"This is our task: to teach them how to make a positive impact later in life"

Prof.dr. Steef van de Velde is an Erasmus alumnus – he studied econometrics – and he is now Professor of Operations Management and Technology at Rotterdam School of Management (RSM) and Dean of RSM. We spoke to him about the RSM mission statement and the similarities between Challenge Accepted and RSM’s mission.  

"It was 2016 when we started thinking about a new mission statement for RSM. The desire for a common ambition was expressed by many of us, stressing the need to revisit and update our mission statement. After a thorough process, with focus groups representative of our stakeholders such as students, alumni, corporate representatives, faculty and staff, we defined a new mission: A force for positive change in the world."

Why was it important to formulate this mission statement?
"Our previous mission was quite long and old fashioned. We wanted to tell a story, one that went beyond business. Next to this, RSM started with the ‘I WILL’-campaign in 2009. As you might know, all RSM students can formulate a personal statement, showing their drive, passion and ambition. By now we have more than 12,000 ‘I WILL’ statements. If you look at all of these, you will notice that most of these statements are self-transcendent: they are about how to contribute to society, more so than about how to contribute to your own well-being. So you could say that our RSM students already see themselves as enablers of positive change."

And why do you think it is important to become a change-maker?
"RSM feels that business can and should play an important role to address and solve the big challenges the world is facing. As a business school, we aspire to contribute through our research, our educational programmes (by educating future and current responsible leaders), and engagement with industry and society. We encourage students to find a combination of making profit and at the same time having a positive impact on society and the planet. It might sound ambitious, but this is actually what we’ve been doing for a long time already."

Isn’t it a contradiction: making a profit and at the same time taking care of the planet? 
"It can be oppositional, but we find it important to show that it can also go well together. For example: think of the big energy transition. I believe there are big opportunities in this transition for companies, also with the potential of profit. You can see the same is happening in the world of healthcare, nutrition, technology, and so on."

And what do you do with the mission?
"I find that more and more, people are looking for a purpose: in life, in their work. Purpose goes even further than mission. We noticed a lot of students like to end up working at organisations where they can really make a difference. We deliver about three-thousand graduates each year, certainly more than two thousand of these graduates will actively enter the labour market. We would like to see them as enablers of change – whether they end up at an NGO, a government or a big company. This is our task: to teach them how to make a positive impact later in life."

Don’t you think most students would rather end up at a high position at somewhere like Unilever?
"Well, Unilever also made progress in terms of sustainability. Now we meet students who really would like to work at Shell, to be in charge of their energy transition policies. It can be a conscious choice to work at a conventional enterprise."
 

"RSM feels that business can and should play an important role to address and solve the big challenges the world is facing"

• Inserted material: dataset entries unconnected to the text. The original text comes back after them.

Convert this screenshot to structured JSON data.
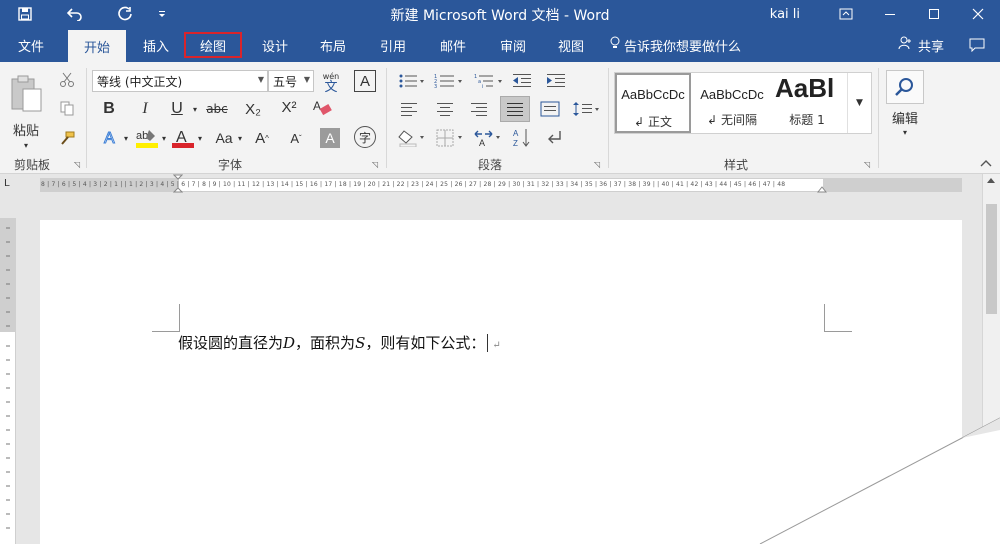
{
  "titlebar": {
    "title": "新建 Microsoft Word 文档  -  Word",
    "user": "kai li",
    "qat": {
      "save_icon": "save-icon",
      "undo_icon": "undo-icon",
      "redo_icon": "redo-icon",
      "customize_icon": "customize-qat-icon"
    }
  },
  "tabs": [
    {
      "label": "文件"
    },
    {
      "label": "开始"
    },
    {
      "label": "插入"
    },
    {
      "label": "绘图"
    },
    {
      "label": "设计"
    },
    {
      "label": "布局"
    },
    {
      "label": "引用"
    },
    {
      "label": "邮件"
    },
    {
      "label": "审阅"
    },
    {
      "label": "视图"
    }
  ],
  "tell_me": "告诉我你想要做什么",
  "share": "共享",
  "ribbon": {
    "clipboard": {
      "label": "剪贴板",
      "paste": "粘贴"
    },
    "font": {
      "label": "字体",
      "font_name": "等线 (中文正文)",
      "font_size": "五号",
      "bold": "B",
      "italic": "I",
      "underline": "U",
      "strike": "abc",
      "sub": "X₂",
      "sup": "X²",
      "change_case": "Aa",
      "grow": "A",
      "shrink": "A",
      "char_shade": "A",
      "enclose": "字",
      "phonetic_top": "wén",
      "phonetic_bottom": "文",
      "border_char": "A"
    },
    "paragraph": {
      "label": "段落"
    },
    "styles": {
      "label": "样式",
      "items": [
        {
          "sample": "AaBbCcDc",
          "name": "正文",
          "mark": "↲"
        },
        {
          "sample": "AaBbCcDc",
          "name": "无间隔",
          "mark": "↲"
        },
        {
          "sample": "AaBl",
          "name": "标题 1"
        }
      ]
    },
    "editing": {
      "label": "编辑"
    }
  },
  "ruler": {
    "numbers": "8 | 7 | 6 | 5 | 4 | 3 | 2 | 1 |    | 1 | 2 | 3 | 4 | 5 | 6 | 7 | 8 | 9 | 10 | 11 | 12 | 13 | 14 | 15 | 16 | 17 | 18 | 19 | 20 | 21 | 22 | 23 | 24 | 25 | 26 | 27 | 28 | 29 | 30 | 31 | 32 | 33 | 34 | 35 | 36 | 37 | 38 | 39 |    | 40 | 41 | 42 | 43 | 44 | 45 | 46 | 47 | 48",
    "tab_selector": "L"
  },
  "document": {
    "seg1": "假设圆的直径为",
    "var_d": "D",
    "seg2": "，面积为",
    "var_s": "S",
    "seg3": "，则有如下公式：",
    "para_mark": "↵"
  },
  "colors": {
    "brand": "#2b579a",
    "highlight_box": "#d9242b",
    "font_color": "#d9242b",
    "highlight_color": "#ffef00"
  }
}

Prof.dr. Steef van de Velde


Do you recognise similarities between RSM’s mission statement and the campaign Challenge Accepted?
"Yes, for sure. Challenge Accepted and the aim to have societal impact as a university as a whole both fit really well with our mission statement. The university’s 2025 mission runs along quite parallel lines. It’s all related. It’s also a statement you can hardly be opposed to. Probably in the next couple of years a lot of universities and business schools will head in the same direction: to not only create welfare and wellbeing on an individual level but for everybody, or for as many people as possible. This is very related to the Inclusive Prosperity initiative, which we are a part of."

Do you like the multidisciplinary approach from Challenge Accepted?
"Yes, to work with a multidisciplinary approach comes naturally in our field. Moreover: business administration is eminently multidisciplinary. We work with professors of all other faculties, including philosophy. Internal collaboration is a very natural part of our job. We are also used to working together with the universities of Leiden and Delft."

Agree or disagree: ‘above all, a student of business administration wants to strike it rich’?
"For some it’s a yes. Some students might think that studying at RSM is an easy way to get rich. But if this is your only motivation, you will not succeed. You might not even be able to finish the study. They are the first to drop out."
 

More information

Challenge Accepted is a joint campaign of Erasmus University Rotterdam and Erasmus Trustfonds. It calls on all scientists, students and alumni to contribute to advancing three ambitions that help shape the future.
In Fostering Inclusive Prosperity we’ll try to find answers to questions like: how can entrepreneurship and economic activities drive sustainability and fairness? What disruptive technologies can become a force for positive change? How can financial systems become drivers for inclusive prosperity?

How to contribute as an alumnus? Sign up to EUR Connect and join the conversation, contribute to a broad network, and meet old friends.